#### DESCRIPTION OF THE TASK:
Every line that contains the word "text" should be copied from the records below.

App and web page records
┄┄┄┄┄┄
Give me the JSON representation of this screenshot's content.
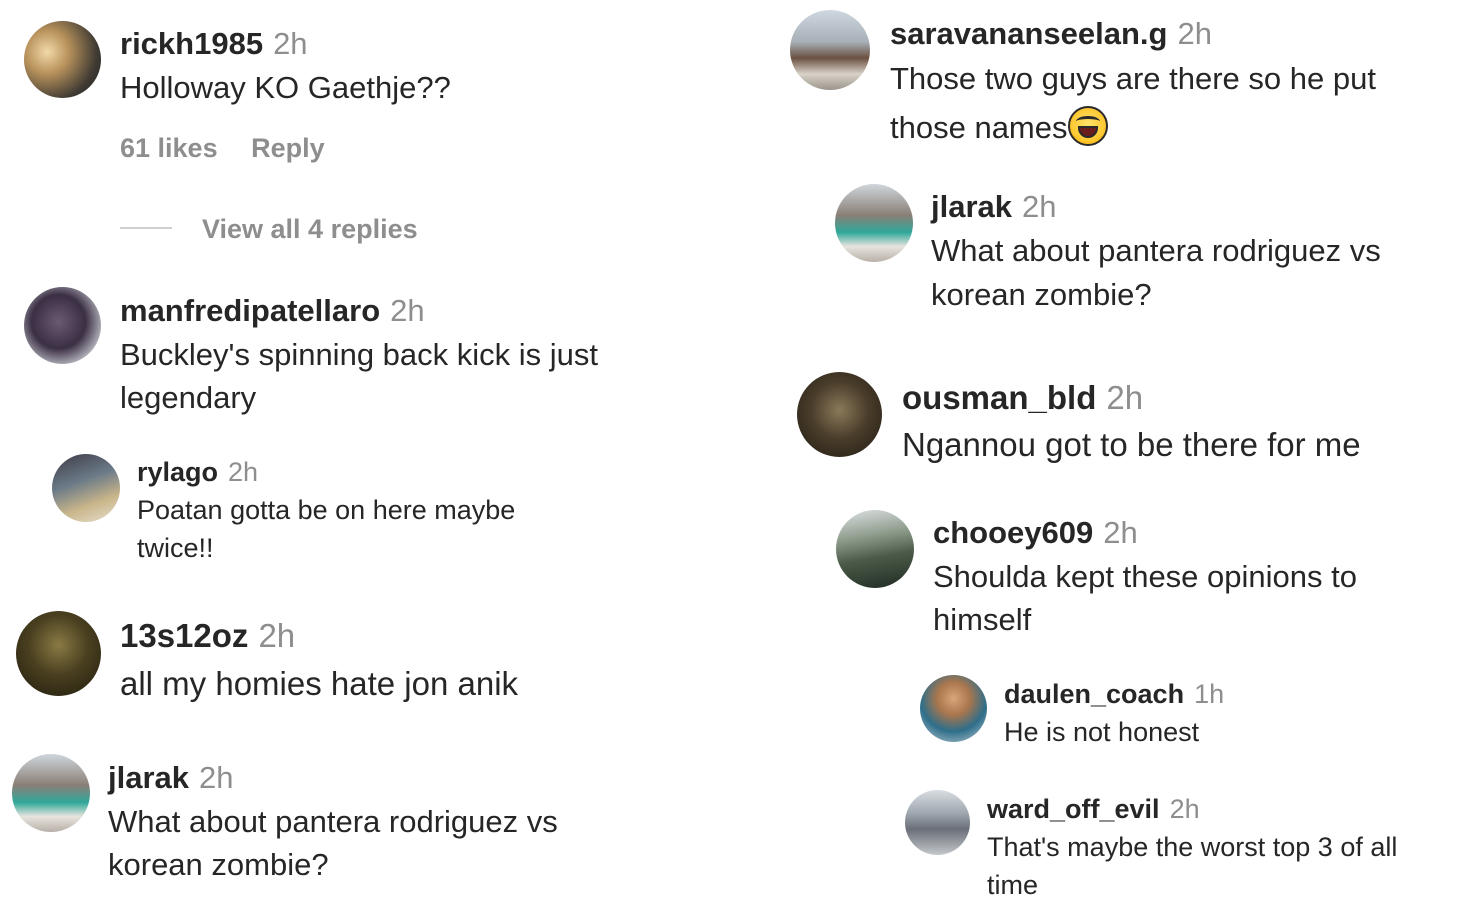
{
  "left": {
    "c1": {
      "user": "rickh1985",
      "time": "2h",
      "text": "Holloway KO Gaethje??",
      "likes": "61 likes",
      "reply": "Reply",
      "view_replies": "View all 4 replies"
    },
    "c2": {
      "user": "manfredipatellaro",
      "time": "2h",
      "line1": "Buckley's spinning back kick is just",
      "line2": "legendary"
    },
    "c3": {
      "user": "rylago",
      "time": "2h",
      "line1": "Poatan gotta be on here maybe",
      "line2": "twice!!"
    },
    "c4": {
      "user": "13s12oz",
      "time": "2h",
      "text": "all my homies hate jon anik"
    },
    "c5": {
      "user": "jlarak",
      "time": "2h",
      "line1": "What about pantera rodriguez vs",
      "line2": "korean zombie?"
    }
  },
  "right": {
    "c1": {
      "user": "saravananseelan.g",
      "time": "2h",
      "line1": "Those two guys are there so he put",
      "line2": "those names",
      "emoji": "face-with-tears-of-joy"
    },
    "c2": {
      "user": "jlarak",
      "time": "2h",
      "line1": "What about pantera rodriguez vs",
      "line2": "korean zombie?"
    },
    "c3": {
      "user": "ousman_bld",
      "time": "2h",
      "text": "Ngannou got to be there for me"
    },
    "c4": {
      "user": "chooey609",
      "time": "2h",
      "line1": "Shoulda kept these opinions to",
      "line2": "himself"
    },
    "c5": {
      "user": "daulen_coach",
      "time": "1h",
      "text": "He is not honest"
    },
    "c6": {
      "user": "ward_off_evil",
      "time": "2h",
      "line1": "That's maybe the worst top 3 of all",
      "line2": "time"
    }
  }
}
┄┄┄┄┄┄
#### EXERCISE ANSWER:
      "text": "Holloway KO Gaethje??",
      "text": "all my homies hate jon anik"
      "text": "Ngannou got to be there for me"
      "text": "He is not honest"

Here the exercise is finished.